First add the following files to your Solution folder and make sure they will be committed to TFS:
DeployApplication.targets (this is a copy of the WebDeploy targets from Microsoft with an extra change to copy the .config file).
DeployService.targets (this stops the service, copies the files and starts the service, it also contains the location on where to put the files)
safeServiceStart.bat (helper to start a remote service)
safeServiceStop.bat (helper to stop a remote service)
you can simply add these files to the solution items (right click solution and click add existing item).

Edit the DeployService.targets for the right paths on the remote machine. The directory where the service is located should be available for the user running the build using a standard windows share (\\<servername>\<project directory>\<servicename>, the servername is determined during the build and can be configured for each build quality.

Copy the Deploy.targets into the project you want to deploy, unload the project file and edit it with visual studio. Lookup the following line:
<Import Project="$(MSBuildToolsPath)\Microsoft.CSharp.targets" />
And add this line below:
<Import Project="Deploy.targets" Condition="'$(DeployOnBuild)'=='True'" />
Save the file and reload the project

Once you've reloaded the project, edit the Deploy.targets (just double click on it) and change the service name and service location.

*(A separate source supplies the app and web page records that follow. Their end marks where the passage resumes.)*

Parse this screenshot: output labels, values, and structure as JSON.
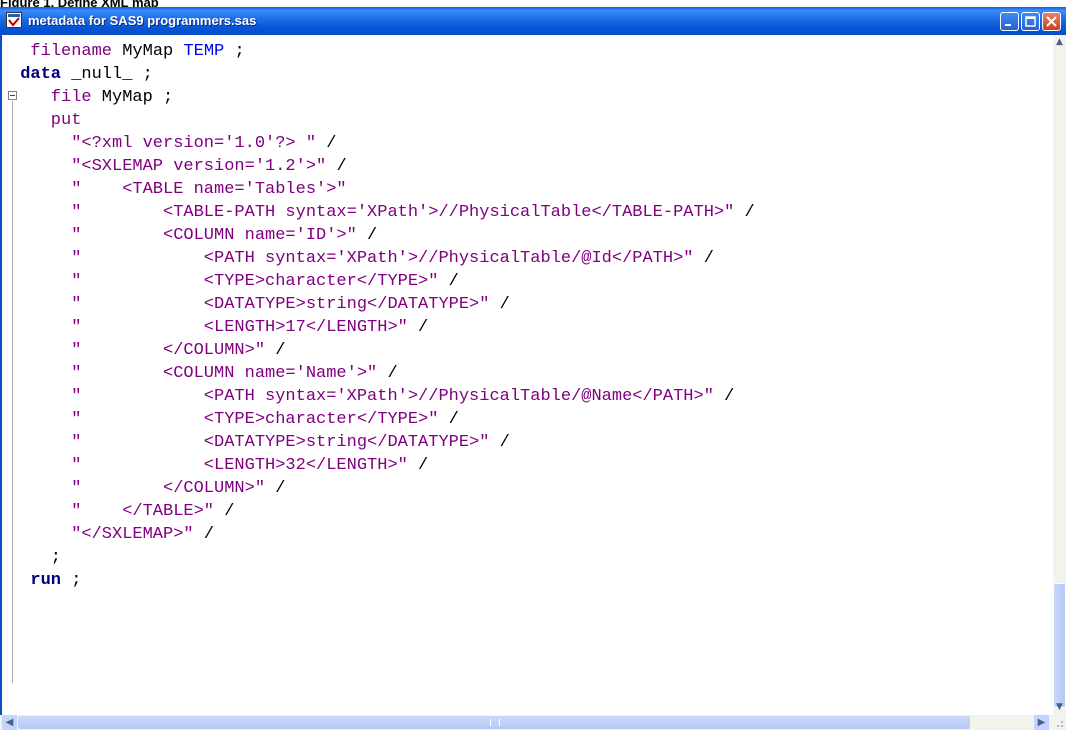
{
  "caption": "Figure 1. Define XML map",
  "window": {
    "title": "metadata for SAS9 programmers.sas",
    "icons": {
      "app": "sas-program-icon",
      "minimize": "minimize-icon",
      "maximize": "maximize-icon",
      "close": "close-icon"
    }
  },
  "code": {
    "lines": [
      {
        "indent": 2,
        "tokens": [
          {
            "t": "filename",
            "c": "str"
          },
          {
            "t": " MyMap ",
            "c": "ident"
          },
          {
            "t": "TEMP",
            "c": "kwb"
          },
          {
            "t": " ;",
            "c": "plain"
          }
        ]
      },
      {
        "indent": 1,
        "tokens": [
          {
            "t": "data",
            "c": "kw"
          },
          {
            "t": " _null_ ",
            "c": "ident"
          },
          {
            "t": ";",
            "c": "plain"
          }
        ]
      },
      {
        "indent": 4,
        "tokens": [
          {
            "t": "file",
            "c": "str"
          },
          {
            "t": " MyMap ;",
            "c": "ident"
          }
        ]
      },
      {
        "indent": 4,
        "tokens": [
          {
            "t": "put",
            "c": "str"
          }
        ]
      },
      {
        "indent": 6,
        "tokens": [
          {
            "t": "\"<?xml version='1.0'?> \" ",
            "c": "str"
          },
          {
            "t": "/",
            "c": "plain"
          }
        ]
      },
      {
        "indent": 6,
        "tokens": [
          {
            "t": "\"<SXLEMAP version='1.2'>\" ",
            "c": "str"
          },
          {
            "t": "/",
            "c": "plain"
          }
        ]
      },
      {
        "indent": 6,
        "tokens": [
          {
            "t": "\"    <TABLE name='Tables'>\"",
            "c": "str"
          }
        ]
      },
      {
        "indent": 6,
        "tokens": [
          {
            "t": "\"        <TABLE-PATH syntax='XPath'>//PhysicalTable</TABLE-PATH>\" ",
            "c": "str"
          },
          {
            "t": "/",
            "c": "plain"
          }
        ]
      },
      {
        "indent": 6,
        "tokens": [
          {
            "t": "\"        <COLUMN name='ID'>\" ",
            "c": "str"
          },
          {
            "t": "/",
            "c": "plain"
          }
        ]
      },
      {
        "indent": 6,
        "tokens": [
          {
            "t": "\"            <PATH syntax='XPath'>//PhysicalTable/@Id</PATH>\" ",
            "c": "str"
          },
          {
            "t": "/",
            "c": "plain"
          }
        ]
      },
      {
        "indent": 6,
        "tokens": [
          {
            "t": "\"            <TYPE>character</TYPE>\" ",
            "c": "str"
          },
          {
            "t": "/",
            "c": "plain"
          }
        ]
      },
      {
        "indent": 6,
        "tokens": [
          {
            "t": "\"            <DATATYPE>string</DATATYPE>\" ",
            "c": "str"
          },
          {
            "t": "/",
            "c": "plain"
          }
        ]
      },
      {
        "indent": 6,
        "tokens": [
          {
            "t": "\"            <LENGTH>17</LENGTH>\" ",
            "c": "str"
          },
          {
            "t": "/",
            "c": "plain"
          }
        ]
      },
      {
        "indent": 6,
        "tokens": [
          {
            "t": "\"        </COLUMN>\" ",
            "c": "str"
          },
          {
            "t": "/",
            "c": "plain"
          }
        ]
      },
      {
        "indent": 6,
        "tokens": [
          {
            "t": "\"        <COLUMN name='Name'>\" ",
            "c": "str"
          },
          {
            "t": "/",
            "c": "plain"
          }
        ]
      },
      {
        "indent": 6,
        "tokens": [
          {
            "t": "\"            <PATH syntax='XPath'>//PhysicalTable/@Name</PATH>\" ",
            "c": "str"
          },
          {
            "t": "/",
            "c": "plain"
          }
        ]
      },
      {
        "indent": 6,
        "tokens": [
          {
            "t": "\"            <TYPE>character</TYPE>\" ",
            "c": "str"
          },
          {
            "t": "/",
            "c": "plain"
          }
        ]
      },
      {
        "indent": 6,
        "tokens": [
          {
            "t": "\"            <DATATYPE>string</DATATYPE>\" ",
            "c": "str"
          },
          {
            "t": "/",
            "c": "plain"
          }
        ]
      },
      {
        "indent": 6,
        "tokens": [
          {
            "t": "\"            <LENGTH>32</LENGTH>\" ",
            "c": "str"
          },
          {
            "t": "/",
            "c": "plain"
          }
        ]
      },
      {
        "indent": 6,
        "tokens": [
          {
            "t": "\"        </COLUMN>\" ",
            "c": "str"
          },
          {
            "t": "/",
            "c": "plain"
          }
        ]
      },
      {
        "indent": 6,
        "tokens": [
          {
            "t": "\"    </TABLE>\" ",
            "c": "str"
          },
          {
            "t": "/",
            "c": "plain"
          }
        ]
      },
      {
        "indent": 6,
        "tokens": [
          {
            "t": "\"</SXLEMAP>\" ",
            "c": "str"
          },
          {
            "t": "/",
            "c": "plain"
          }
        ]
      },
      {
        "indent": 4,
        "tokens": [
          {
            "t": ";",
            "c": "plain"
          }
        ]
      },
      {
        "indent": 2,
        "tokens": [
          {
            "t": "run",
            "c": "kw"
          },
          {
            "t": " ;",
            "c": "plain"
          }
        ]
      }
    ]
  },
  "scrollbars": {
    "icons": {
      "up": "scroll-up-arrow-icon",
      "down": "scroll-down-arrow-icon",
      "left": "scroll-left-arrow-icon",
      "right": "scroll-right-arrow-icon"
    }
  }
}
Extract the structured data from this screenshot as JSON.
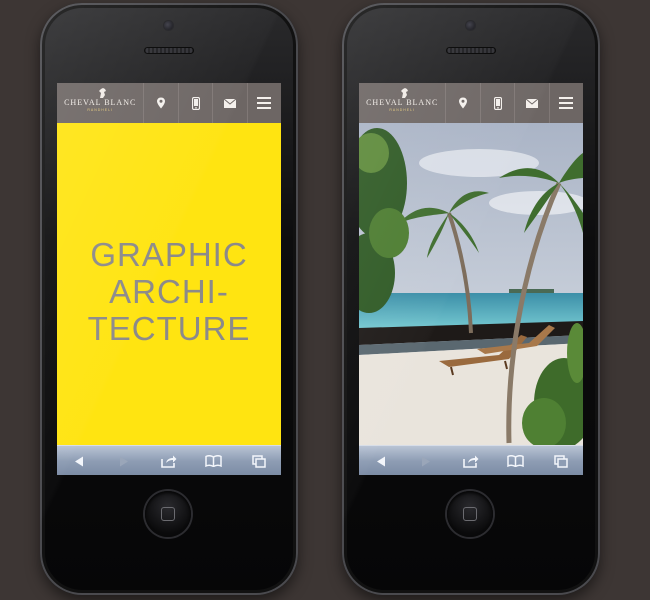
{
  "brand": {
    "logo_main": "CHEVAL BLANC",
    "logo_sub": "RANDHELI",
    "gold": "#e2c77a"
  },
  "nav": {
    "icons": [
      "location-pin-icon",
      "mobile-phone-icon",
      "envelope-icon",
      "hamburger-menu-icon"
    ],
    "bar_color": "#6d6664"
  },
  "left_screen": {
    "background": "#ffe411",
    "headline": [
      "GRAPHIC",
      "ARCHI-",
      "TECTURE"
    ]
  },
  "right_screen": {
    "image": "beach-with-palm-trees-and-loungers"
  },
  "browser_toolbar": {
    "icons": [
      "back-arrow-icon",
      "forward-arrow-icon",
      "share-icon",
      "bookmarks-icon",
      "tabs-icon"
    ]
  },
  "colors": {
    "background": "#3d3634"
  }
}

Commit all changes to TFS.

The next step is to install the service on the remote machine. (using installutil, or whatever method you like, in the sample we can install a service by running it with the -I command line argument). The automated deployment will only start and stop the service and is not able to install and delete the service. (In my case, the service is running as a domain user, and therefor I prefer to pre-install the service with the right credentials or else you'll have to enter the credentials in the deployment script).

To enable automatic deployment, create a new Build Configuration on your TFS2010 server and set it up with a scheduled trigger (or whatever trigger you want). In the process section add the following MSBuild arguments:
 /p:DeployOnBuild=True /p:DeploymentServerName=\\<server-to-deploy-to>
If you also want to configure transformations (change the .config file during deployment), have a look at SlowCheetah. This works without a problem with this configuration. To make sure SlowCheetah only works during deployment, I've edited the project file again and added AND '$(DeployOnBuild)'=='True' in the following line:
<Import Project="$(SlowCheetahTargets)" Condition="Exists('$(SlowCheetahTargets)') AND '$(DeployOnBuild)'=='True'" Label="SlowCheetah" />

(If you don't see this line, make sure you've installed SlowCheetah extension and added the transformations by right click on a .config file and click add transformations)

References:
http://mrchief.calepin.co/deploying-windows-service-via-msbuild
http://mikehadlow.blogspot.nl/2009/06/tfs-build-publishedwebsites-for-exe-and.html
https://github.com/luuksommers/TFSDeployedService

Happy deploying!

Luuk